I love New York but it can be way too much — and the last few months have pushed me to the limit. The streets have been too damned jammed with holiday tourists and texting millennials. The pre-dawn construction project down the block had been going on for too damned long. And winter came too damned early and frigid this year.
JJ and I concluded we had to get out of Dodge, sit in the sun and eat clementines. Now we’re in LA for a month and my sluggish brain is starting to thaw.
Continue reading “How to make your imagination work harder.”
My pal Michael Nobbs suffers from Chronic Fatigue Syndrome and yet is a creative and productive artist. We had a chat recently about how he does it and how we can all use his techniques to get more done each day.
Michael is also a teacher in the newest kourse at Sketchbook Skool. If you would like to more tips, suggestions and perspectives from him and our other new fakulty, check out Expressing at SBS.com.
Some three years ago, I taught the one and only class of my career, a 12 week program at the Open Center. I learned a lot and met a number of interesting artists over the weeks. Seth Apter was in my class and I began to visit his sumptuous website, The Altered Page , and to talk with him about drawing and art and the creative process. He interviewed me for his blog and again, the conversation broke new ground for me/
Last year, Seth began work on a book, The Pulse of Mixed Media: Secrets and Passions of 100 Artists Revealed, and invited me to participate.
Now, I have been a part of a number of books that collected the work of many artists, and generally it’s a simple and painless affair. In fact, while putting together An Illustrated Life and its upcoming sequel, An Illustrated Journey, I found myself in the reverse position of having to badger other artists to join up and then send me pages from their journals and answer my questions. It’s a fair amount of work but one learns so much by shepherding this sort of book.
Anyway, being a part of Seth’s book was more than I initially thought when I signed up. That’s because Seth really demanded that I think a lot about myself and my process in answering his questions, think in ways I’d not been asked to do before, not even by myself. He’s a psychologist and he challenged me to really explain the many things I take for granted in my work, the media I use and the ways I use them, what defines my work and what does not, He asked me questions like “What three words do not describe your artistic style?” and “If you could sell one piece of art to anyone in the world, whom would you want to buy it and why?”

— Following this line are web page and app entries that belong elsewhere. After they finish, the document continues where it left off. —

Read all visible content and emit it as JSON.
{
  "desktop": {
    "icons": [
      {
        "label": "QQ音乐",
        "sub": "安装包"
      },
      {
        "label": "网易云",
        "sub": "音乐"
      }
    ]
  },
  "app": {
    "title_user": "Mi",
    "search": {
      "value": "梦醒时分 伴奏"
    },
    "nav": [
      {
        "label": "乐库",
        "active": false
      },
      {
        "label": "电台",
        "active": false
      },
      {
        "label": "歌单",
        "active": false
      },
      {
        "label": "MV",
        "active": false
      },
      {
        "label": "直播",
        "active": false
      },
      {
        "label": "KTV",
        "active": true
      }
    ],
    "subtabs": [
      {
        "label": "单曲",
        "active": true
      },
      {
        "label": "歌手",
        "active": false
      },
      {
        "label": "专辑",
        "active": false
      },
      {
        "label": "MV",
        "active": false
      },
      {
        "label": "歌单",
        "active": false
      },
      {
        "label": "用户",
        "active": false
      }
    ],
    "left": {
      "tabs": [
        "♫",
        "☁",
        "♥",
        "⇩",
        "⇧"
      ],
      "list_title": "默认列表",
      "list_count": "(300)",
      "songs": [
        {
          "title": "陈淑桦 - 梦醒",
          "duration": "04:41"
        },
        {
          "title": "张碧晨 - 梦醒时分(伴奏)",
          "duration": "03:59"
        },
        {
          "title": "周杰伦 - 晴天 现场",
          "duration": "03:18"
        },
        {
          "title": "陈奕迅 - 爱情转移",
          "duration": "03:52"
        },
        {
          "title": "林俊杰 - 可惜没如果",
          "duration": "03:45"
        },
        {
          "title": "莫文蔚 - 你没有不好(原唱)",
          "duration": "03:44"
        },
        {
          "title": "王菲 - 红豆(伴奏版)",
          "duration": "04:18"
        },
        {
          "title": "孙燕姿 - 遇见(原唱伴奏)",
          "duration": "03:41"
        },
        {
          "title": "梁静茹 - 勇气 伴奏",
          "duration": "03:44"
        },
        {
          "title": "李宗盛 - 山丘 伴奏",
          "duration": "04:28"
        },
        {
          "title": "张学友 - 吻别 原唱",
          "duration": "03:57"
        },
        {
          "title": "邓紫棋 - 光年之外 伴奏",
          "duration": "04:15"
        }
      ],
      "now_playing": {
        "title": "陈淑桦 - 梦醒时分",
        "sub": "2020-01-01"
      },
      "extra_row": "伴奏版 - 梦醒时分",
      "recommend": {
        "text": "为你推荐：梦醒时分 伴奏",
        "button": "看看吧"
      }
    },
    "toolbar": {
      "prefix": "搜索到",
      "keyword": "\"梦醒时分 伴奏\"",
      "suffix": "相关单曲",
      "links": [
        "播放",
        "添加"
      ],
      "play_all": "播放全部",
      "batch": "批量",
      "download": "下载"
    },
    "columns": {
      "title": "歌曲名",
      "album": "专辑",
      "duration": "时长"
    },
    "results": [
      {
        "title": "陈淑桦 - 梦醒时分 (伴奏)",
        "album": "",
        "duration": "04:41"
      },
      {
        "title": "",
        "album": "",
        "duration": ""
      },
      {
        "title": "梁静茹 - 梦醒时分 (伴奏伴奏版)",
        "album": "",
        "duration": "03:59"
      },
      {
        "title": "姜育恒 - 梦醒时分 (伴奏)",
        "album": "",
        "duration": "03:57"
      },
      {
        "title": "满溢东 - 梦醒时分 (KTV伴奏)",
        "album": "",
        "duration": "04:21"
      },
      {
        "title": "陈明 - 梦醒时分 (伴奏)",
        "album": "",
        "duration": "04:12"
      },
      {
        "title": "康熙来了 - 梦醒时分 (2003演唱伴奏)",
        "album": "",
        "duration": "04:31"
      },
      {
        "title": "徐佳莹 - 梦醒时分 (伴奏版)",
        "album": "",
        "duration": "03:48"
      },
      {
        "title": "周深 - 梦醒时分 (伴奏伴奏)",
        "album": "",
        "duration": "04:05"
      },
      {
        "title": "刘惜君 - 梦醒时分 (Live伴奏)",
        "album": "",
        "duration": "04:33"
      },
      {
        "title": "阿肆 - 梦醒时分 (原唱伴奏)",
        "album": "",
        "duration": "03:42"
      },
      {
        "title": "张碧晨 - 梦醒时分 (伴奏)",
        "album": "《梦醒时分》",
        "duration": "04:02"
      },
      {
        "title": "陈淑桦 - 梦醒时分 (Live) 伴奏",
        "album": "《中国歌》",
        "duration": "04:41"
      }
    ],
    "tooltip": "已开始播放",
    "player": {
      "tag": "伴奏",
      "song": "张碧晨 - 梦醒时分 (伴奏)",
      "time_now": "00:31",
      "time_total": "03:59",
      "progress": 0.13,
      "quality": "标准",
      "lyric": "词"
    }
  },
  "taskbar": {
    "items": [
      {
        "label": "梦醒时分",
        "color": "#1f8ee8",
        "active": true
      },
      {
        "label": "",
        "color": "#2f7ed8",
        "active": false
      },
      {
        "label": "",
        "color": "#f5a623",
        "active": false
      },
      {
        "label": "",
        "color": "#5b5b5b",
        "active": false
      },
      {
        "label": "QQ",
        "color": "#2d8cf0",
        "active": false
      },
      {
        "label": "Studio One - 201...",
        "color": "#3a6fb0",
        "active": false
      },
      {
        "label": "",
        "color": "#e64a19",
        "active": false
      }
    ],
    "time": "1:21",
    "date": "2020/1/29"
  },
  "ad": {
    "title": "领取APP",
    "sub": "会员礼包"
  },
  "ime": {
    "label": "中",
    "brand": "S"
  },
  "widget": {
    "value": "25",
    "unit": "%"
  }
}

Seth asked these sorts of questions of me and many, many other artists. From what I’ve seen of it, the resulting book is a rich and beautiful tapestry that explores the deepest aspects of the creative process, and provokes and inspires over and again.
The Pulse of Mixed Media will be officially published at the end of this month but apparently it’s in some stores already. You can also get it direct from the publisher. Meanwhile, Seth is doing all sorts of things on his site to dimensionalize the content, with samples and peeks inside. Seth has promised me that the actual book will be in my hands any day now but my trips to the mailbox have been for naught so far. I hope to share a deeper dive between its covers in the near future.
Meanwhile, if you get a copy, do let me know what you think.